Price Edwards found a vacancy rate of 20.7 percent, down from 22.8 percent at the end of 2011, and an average rent rate of $15.34 per square foot per year, up from $15.28. CB Richard Ellis calculated a vacancy rate of 19.9 percent, down from 23.5 percent at year-end, and an average asking rate of $14.87 per square foot.
Price Edwards mentioned two clouds over downtown: the fate of First National Center, 120 N Robinson, and the shortage of parking.
First National owners have until Friday to come up with $12 million to settle with lender Capmark on a $21 million note or see the 1-million-square-foot office complex go into receivership.
The center includes a 32-story tower of 451,086 square feet built in 1931, a 14-story building of 201,915 square feet built in 1956, and a 14-story building of 346,650 square feet built in 1974.
Price wondered whether the answer to the parking problem might be found on some of the First National Center property.
The tallest tower, on the National Register of Historic Places and an icon for 80 years since the “skyscraper race” with what is now City Place next door to the south, is probably untouchable, he said.
But Price said some of the rest of the complex is ripe for “adaptive reuse” — re-purposing as something other than office space, maybe housing, maybe a hotel, maybe parking.

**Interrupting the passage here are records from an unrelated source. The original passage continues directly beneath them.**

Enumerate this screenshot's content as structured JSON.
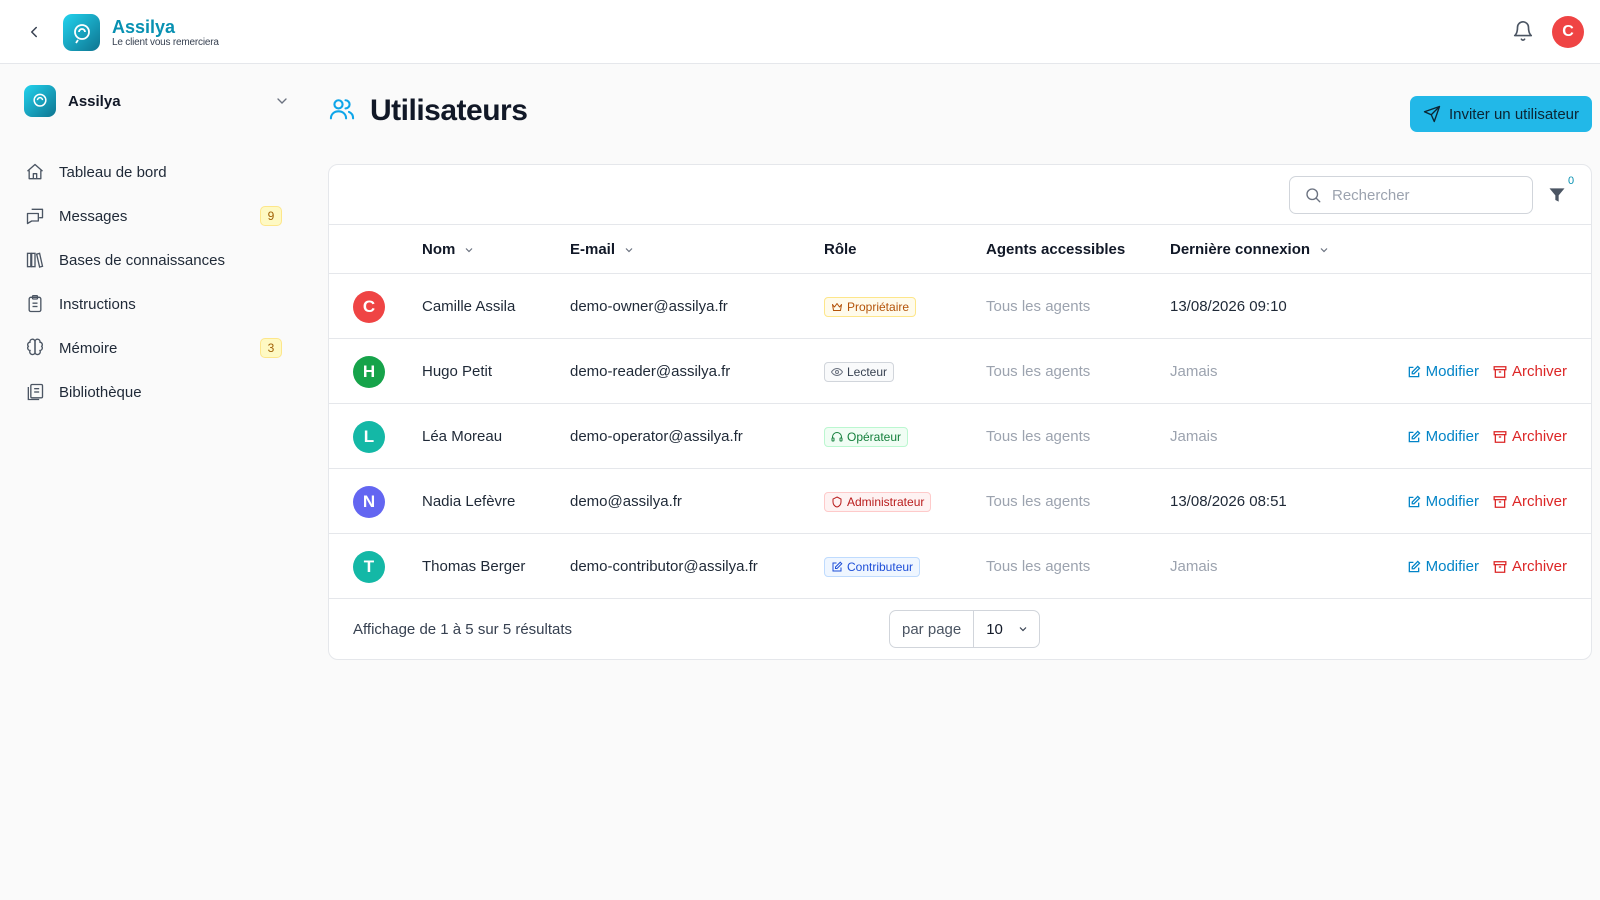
{
  "app": {
    "name": "Assilya",
    "tagline": "Le client vous remerciera",
    "user_initial": "C"
  },
  "colors": {
    "accent": "#22b8e8",
    "brand": "#0891b2",
    "danger": "#dc2626",
    "link": "#0284c7"
  },
  "sidebar": {
    "org_name": "Assilya",
    "items": [
      {
        "label": "Tableau de bord",
        "icon": "home-icon",
        "badge": ""
      },
      {
        "label": "Messages",
        "icon": "messages-icon",
        "badge": "9"
      },
      {
        "label": "Bases de connaissances",
        "icon": "books-icon",
        "badge": ""
      },
      {
        "label": "Instructions",
        "icon": "clipboard-icon",
        "badge": ""
      },
      {
        "label": "Mémoire",
        "icon": "brain-icon",
        "badge": "3"
      },
      {
        "label": "Bibliothèque",
        "icon": "library-icon",
        "badge": ""
      }
    ]
  },
  "page": {
    "title": "Utilisateurs",
    "invite_label": "Inviter un utilisateur"
  },
  "toolbar": {
    "search_placeholder": "Rechercher",
    "filter_count": "0"
  },
  "table": {
    "headers": {
      "name": "Nom",
      "email": "E-mail",
      "role": "Rôle",
      "agents": "Agents accessibles",
      "last_login": "Dernière connexion"
    },
    "edit_label": "Modifier",
    "archive_label": "Archiver",
    "rows": [
      {
        "initial": "C",
        "avatar_color": "#ef4444",
        "name": "Camille Assila",
        "email": "demo-owner@assilya.fr",
        "role": "Propriétaire",
        "role_icon": "crown-icon",
        "agents": "Tous les agents",
        "last_login": "13/08/2026 09:10",
        "last_login_muted": false,
        "actions": false
      },
      {
        "initial": "H",
        "avatar_color": "#16a34a",
        "name": "Hugo Petit",
        "email": "demo-reader@assilya.fr",
        "role": "Lecteur",
        "role_icon": "eye-icon",
        "agents": "Tous les agents",
        "last_login": "Jamais",
        "last_login_muted": true,
        "actions": true
      },
      {
        "initial": "L",
        "avatar_color": "#14b8a6",
        "name": "Léa Moreau",
        "email": "demo-operator@assilya.fr",
        "role": "Opérateur",
        "role_icon": "headset-icon",
        "agents": "Tous les agents",
        "last_login": "Jamais",
        "last_login_muted": true,
        "actions": true
      },
      {
        "initial": "N",
        "avatar_color": "#6366f1",
        "name": "Nadia Lefèvre",
        "email": "demo@assilya.fr",
        "role": "Administrateur",
        "role_icon": "shield-icon",
        "agents": "Tous les agents",
        "last_login": "13/08/2026 08:51",
        "last_login_muted": false,
        "actions": true
      },
      {
        "initial": "T",
        "avatar_color": "#14b8a6",
        "name": "Thomas Berger",
        "email": "demo-contributor@assilya.fr",
        "role": "Contributeur",
        "role_icon": "edit-icon",
        "agents": "Tous les agents",
        "last_login": "Jamais",
        "last_login_muted": true,
        "actions": true
      }
    ]
  },
  "footer": {
    "results_text": "Affichage de 1 à 5 sur 5 résultats",
    "per_page_label": "par page",
    "per_page_value": "10"
  }
}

Whatever becomes of First National Center, “I think the city of Oklahoma City has to be involved in some way, just like with the Skirvin,” he said of the public-private effort that took the historic downtown hotel out of mothballs and put it back in service five years ago.